“Despite the knowledge gaps and high-risk practices identified in this survey, most respondents believed that they knew how to clean and disinfect their homes safely; thus, prevention messages should highlight identified gaps in knowledge about safe and effective practices and provide targeted information using innovative communication strategies (e.g., digital, social media) regarding safe cleaning and disinfection,” they wrote. “These messages about cleaning and disinfection practices for Covid-19 prevention can be coordinated and disseminated through trusted sources of information such as national, state, and local public health agencies and medical providers.”

Gharpure and colleagues noted four limitations to their findings.

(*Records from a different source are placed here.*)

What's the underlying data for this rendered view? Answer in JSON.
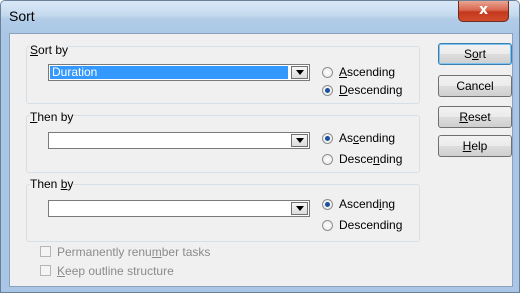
{
  "window": {
    "title": "Sort",
    "close_glyph": "x"
  },
  "sort_by": {
    "label_pre": "",
    "label_u": "S",
    "label_post": "ort by",
    "field_value": "Duration",
    "ascending": {
      "pre": "",
      "u": "A",
      "post": "scending",
      "checked": false
    },
    "descending": {
      "pre": "",
      "u": "D",
      "post": "escending",
      "checked": true
    }
  },
  "then_by_1": {
    "label_pre": "",
    "label_u": "T",
    "label_post": "hen by",
    "field_value": "",
    "ascending": {
      "pre": "As",
      "u": "c",
      "post": "ending",
      "checked": true
    },
    "descending": {
      "pre": "Desce",
      "u": "n",
      "post": "ding",
      "checked": false
    }
  },
  "then_by_2": {
    "label_pre": "Then ",
    "label_u": "b",
    "label_post": "y",
    "field_value": "",
    "ascending": {
      "pre": "Ascend",
      "u": "i",
      "post": "ng",
      "checked": true
    },
    "descending": {
      "pre": "Descendin",
      "u": "g",
      "post": "",
      "checked": false
    }
  },
  "buttons": {
    "sort": {
      "pre": "S",
      "u": "o",
      "post": "rt"
    },
    "cancel": {
      "pre": "Cancel",
      "u": "",
      "post": ""
    },
    "reset": {
      "pre": "",
      "u": "R",
      "post": "eset"
    },
    "help": {
      "pre": "",
      "u": "H",
      "post": "elp"
    }
  },
  "options": {
    "renumber": {
      "pre": "Permanently renu",
      "u": "m",
      "post": "ber tasks",
      "checked": false
    },
    "outline": {
      "pre": "",
      "u": "K",
      "post": "eep outline structure",
      "checked": false
    }
  }
}
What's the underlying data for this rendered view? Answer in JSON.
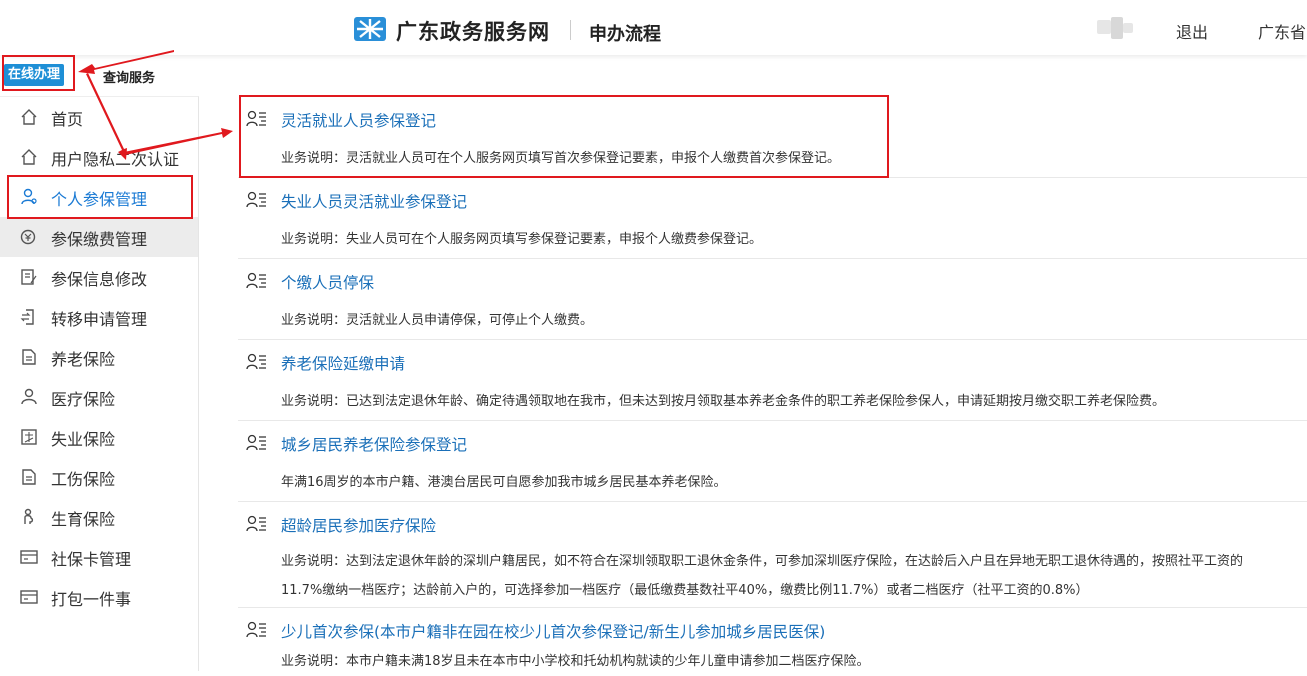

First, while survey responses were weighted to be nationally representative, it is difficult to determine whether the responses are truly representative of the broader U.S. population; Second, social desirability bias may have prompted respondents to either overstate their perceived knowledge or underreport high-risk practices; Third, they could not attribute specific adverse health outcomes to specific knowledge gaps or practices; and Fourth, responses were collected at a single point in time and might not reflect changes in public opinion or cleaning and disinfection practices as the pandemic continues.

John McKenna, Associate Editor, BreakingMED™

No potential conflicts of interest were disclosed.

Cat ID: 125

Topic ID: 79,125,730,933,125,190,520,926,192,927,151,590,928